Westminster ‘world’s most gay Parliament’

Westminster
Westminster

Westminster has a higher proportion of openly gay and lesbian MPs than any other Parliament in the world, according to a study by US academics.

Some 32 openly gay or lesbian MPs were elected on May 7, making up 4.9 per cent of the House of Commons and far exceeding representation in countries like Sweden, which has 12 “out” MPs and the Netherlands, which has 10.

And with seven “out” MPs to join its five MSPs and one MEP, the Scottish National Party now has the highest proportion of self-declared LGBT (lesbian, gay, bisexual or transgender) lawmakers of any party in the world, according to research by the University of North Carolina’s LGBT Representation and Rights Initiative.

Alongside the seven-strong SNP contingent – who include the Commons’ youngest member, 20-year-old student Mhairi Black – 13 Labour and 12 Conservative MPs are now openly gay.

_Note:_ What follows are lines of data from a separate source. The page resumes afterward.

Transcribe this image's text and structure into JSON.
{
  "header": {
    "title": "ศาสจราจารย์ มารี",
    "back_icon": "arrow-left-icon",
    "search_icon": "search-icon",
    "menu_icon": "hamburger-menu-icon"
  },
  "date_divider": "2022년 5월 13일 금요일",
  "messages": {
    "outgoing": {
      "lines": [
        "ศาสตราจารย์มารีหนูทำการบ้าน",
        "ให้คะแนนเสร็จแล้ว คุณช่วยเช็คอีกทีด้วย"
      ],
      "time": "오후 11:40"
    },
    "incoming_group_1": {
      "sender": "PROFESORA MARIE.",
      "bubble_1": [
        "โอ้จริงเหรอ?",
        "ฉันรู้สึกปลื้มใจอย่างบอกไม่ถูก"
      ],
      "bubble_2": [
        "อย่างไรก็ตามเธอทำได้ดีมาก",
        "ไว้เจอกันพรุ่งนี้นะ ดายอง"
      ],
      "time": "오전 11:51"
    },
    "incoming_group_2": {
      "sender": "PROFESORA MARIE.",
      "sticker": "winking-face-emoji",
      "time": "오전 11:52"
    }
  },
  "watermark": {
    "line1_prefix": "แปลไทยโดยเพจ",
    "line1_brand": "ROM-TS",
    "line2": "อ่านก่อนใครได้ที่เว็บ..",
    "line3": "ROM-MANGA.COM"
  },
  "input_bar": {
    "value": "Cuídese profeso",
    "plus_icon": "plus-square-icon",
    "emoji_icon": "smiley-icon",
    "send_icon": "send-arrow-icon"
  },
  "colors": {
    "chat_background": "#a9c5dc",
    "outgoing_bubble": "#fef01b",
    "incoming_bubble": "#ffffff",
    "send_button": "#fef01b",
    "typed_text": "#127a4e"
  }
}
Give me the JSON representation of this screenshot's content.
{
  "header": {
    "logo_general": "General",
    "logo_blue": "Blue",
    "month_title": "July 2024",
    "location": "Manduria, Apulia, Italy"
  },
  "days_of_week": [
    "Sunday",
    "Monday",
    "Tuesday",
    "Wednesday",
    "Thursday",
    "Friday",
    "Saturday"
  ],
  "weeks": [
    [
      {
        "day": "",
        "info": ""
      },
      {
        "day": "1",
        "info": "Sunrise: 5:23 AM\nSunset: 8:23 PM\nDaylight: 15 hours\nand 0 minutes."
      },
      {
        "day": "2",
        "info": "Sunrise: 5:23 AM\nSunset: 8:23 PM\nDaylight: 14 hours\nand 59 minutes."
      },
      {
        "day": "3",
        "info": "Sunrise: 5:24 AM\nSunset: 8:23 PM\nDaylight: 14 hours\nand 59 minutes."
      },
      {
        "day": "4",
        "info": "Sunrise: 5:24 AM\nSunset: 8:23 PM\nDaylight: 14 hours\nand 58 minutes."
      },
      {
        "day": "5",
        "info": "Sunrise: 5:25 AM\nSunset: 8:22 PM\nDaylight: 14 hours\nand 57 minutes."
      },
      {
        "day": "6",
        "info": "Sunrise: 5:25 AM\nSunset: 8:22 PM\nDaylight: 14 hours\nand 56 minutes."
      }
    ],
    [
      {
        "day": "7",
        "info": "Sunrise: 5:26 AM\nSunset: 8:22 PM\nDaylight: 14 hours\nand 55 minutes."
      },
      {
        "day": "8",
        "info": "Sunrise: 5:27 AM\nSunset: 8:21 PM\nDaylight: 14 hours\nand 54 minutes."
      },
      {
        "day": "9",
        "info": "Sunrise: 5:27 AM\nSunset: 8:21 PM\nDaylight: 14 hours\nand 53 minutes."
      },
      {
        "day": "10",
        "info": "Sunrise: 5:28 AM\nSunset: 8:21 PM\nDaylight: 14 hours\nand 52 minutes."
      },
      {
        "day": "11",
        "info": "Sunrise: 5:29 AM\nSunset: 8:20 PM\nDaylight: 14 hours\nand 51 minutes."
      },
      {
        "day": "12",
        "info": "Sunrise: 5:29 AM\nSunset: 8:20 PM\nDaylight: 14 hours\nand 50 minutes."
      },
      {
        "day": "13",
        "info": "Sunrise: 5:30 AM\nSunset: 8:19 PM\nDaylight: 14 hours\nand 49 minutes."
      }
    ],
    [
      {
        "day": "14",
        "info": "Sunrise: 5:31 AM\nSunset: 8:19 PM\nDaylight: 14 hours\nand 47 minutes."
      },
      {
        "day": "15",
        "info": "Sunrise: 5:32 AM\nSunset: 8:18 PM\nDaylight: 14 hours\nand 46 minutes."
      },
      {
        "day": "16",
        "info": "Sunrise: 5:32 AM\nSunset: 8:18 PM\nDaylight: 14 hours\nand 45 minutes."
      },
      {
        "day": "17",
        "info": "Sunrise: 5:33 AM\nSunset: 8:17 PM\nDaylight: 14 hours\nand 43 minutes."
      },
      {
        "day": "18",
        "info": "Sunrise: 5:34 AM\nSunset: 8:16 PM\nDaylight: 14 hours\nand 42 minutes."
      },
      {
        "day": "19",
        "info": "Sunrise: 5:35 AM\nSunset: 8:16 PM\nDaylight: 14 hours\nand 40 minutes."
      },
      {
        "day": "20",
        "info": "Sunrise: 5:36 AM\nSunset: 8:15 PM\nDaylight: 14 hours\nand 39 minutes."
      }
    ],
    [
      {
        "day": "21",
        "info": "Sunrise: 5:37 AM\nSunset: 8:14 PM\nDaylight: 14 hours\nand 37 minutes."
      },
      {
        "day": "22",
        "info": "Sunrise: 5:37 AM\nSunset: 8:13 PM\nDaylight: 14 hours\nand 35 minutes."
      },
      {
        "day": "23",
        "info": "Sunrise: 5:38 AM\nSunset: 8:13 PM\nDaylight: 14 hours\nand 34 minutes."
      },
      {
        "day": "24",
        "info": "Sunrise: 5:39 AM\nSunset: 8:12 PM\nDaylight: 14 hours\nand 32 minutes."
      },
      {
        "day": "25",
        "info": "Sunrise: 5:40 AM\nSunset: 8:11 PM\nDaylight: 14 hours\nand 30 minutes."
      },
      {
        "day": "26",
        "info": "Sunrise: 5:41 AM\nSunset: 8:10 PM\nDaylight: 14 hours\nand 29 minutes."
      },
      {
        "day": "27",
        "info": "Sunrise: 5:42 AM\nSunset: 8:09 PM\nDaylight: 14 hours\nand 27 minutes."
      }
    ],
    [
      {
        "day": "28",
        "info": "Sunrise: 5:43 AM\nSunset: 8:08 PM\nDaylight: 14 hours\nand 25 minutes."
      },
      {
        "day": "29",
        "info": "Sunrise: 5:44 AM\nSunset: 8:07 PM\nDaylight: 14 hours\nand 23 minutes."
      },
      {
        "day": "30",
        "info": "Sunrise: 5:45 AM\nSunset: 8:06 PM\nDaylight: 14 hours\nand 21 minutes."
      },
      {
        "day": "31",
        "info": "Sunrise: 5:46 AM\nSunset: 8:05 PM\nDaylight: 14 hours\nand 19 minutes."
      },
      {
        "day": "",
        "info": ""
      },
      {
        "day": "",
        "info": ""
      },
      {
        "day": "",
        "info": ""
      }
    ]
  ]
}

The total of 32 was up from 26 in 2010, when there were 13 gay Tories, nine Labour and four Liberal Democrats on the green benches.

Far from being a hurdle to election, Initiative director Andrew Reynolds found that in some areas of the UK, being openly gay helped boost individual candidates’ votes.

Openly gay Conservatives performed “considerably better” than their straight colleagues, with 72 per cent enjoying larger vote share increases than the national trend.

Of 12 gay Tories standing for re-election, only Eric Ollerenshaw in Lancaster & Fleetwood lost his seat, and his loss was made up by the election of Ben Howlett in Bath.

Labour’s new MPs Wes Streeting and Peter Kyle generated two of the party’s biggest swings, in Ilford North and Hove, and all of the party’s nine incumbent LGBT candidates held onto their seats.

While all four LGBT Lib Dems – David Laws, Simon Hughes, Stephen Williams and Stephen Gilbert – were defeated, the report found that each of them “polled better than they probably should have had any right to do” on a disastrous night for the party.

The report suggested that, despite fears of a backlash over the coalition Government’s legalisation of gay marriage, Britain may have reached “a post-homophobic state of grace” where “being gay or straight barely registers on the hustings”.

Some 155 LGBT candidates stood at the May 7 election – 42 Conservatives, 39 Lib Dems, 36 from Labour, 21 Greens, seven Scottish Nationalists, six for Ukip, three Plaid Cymru and one from the Alliance Party of Northern Ireland.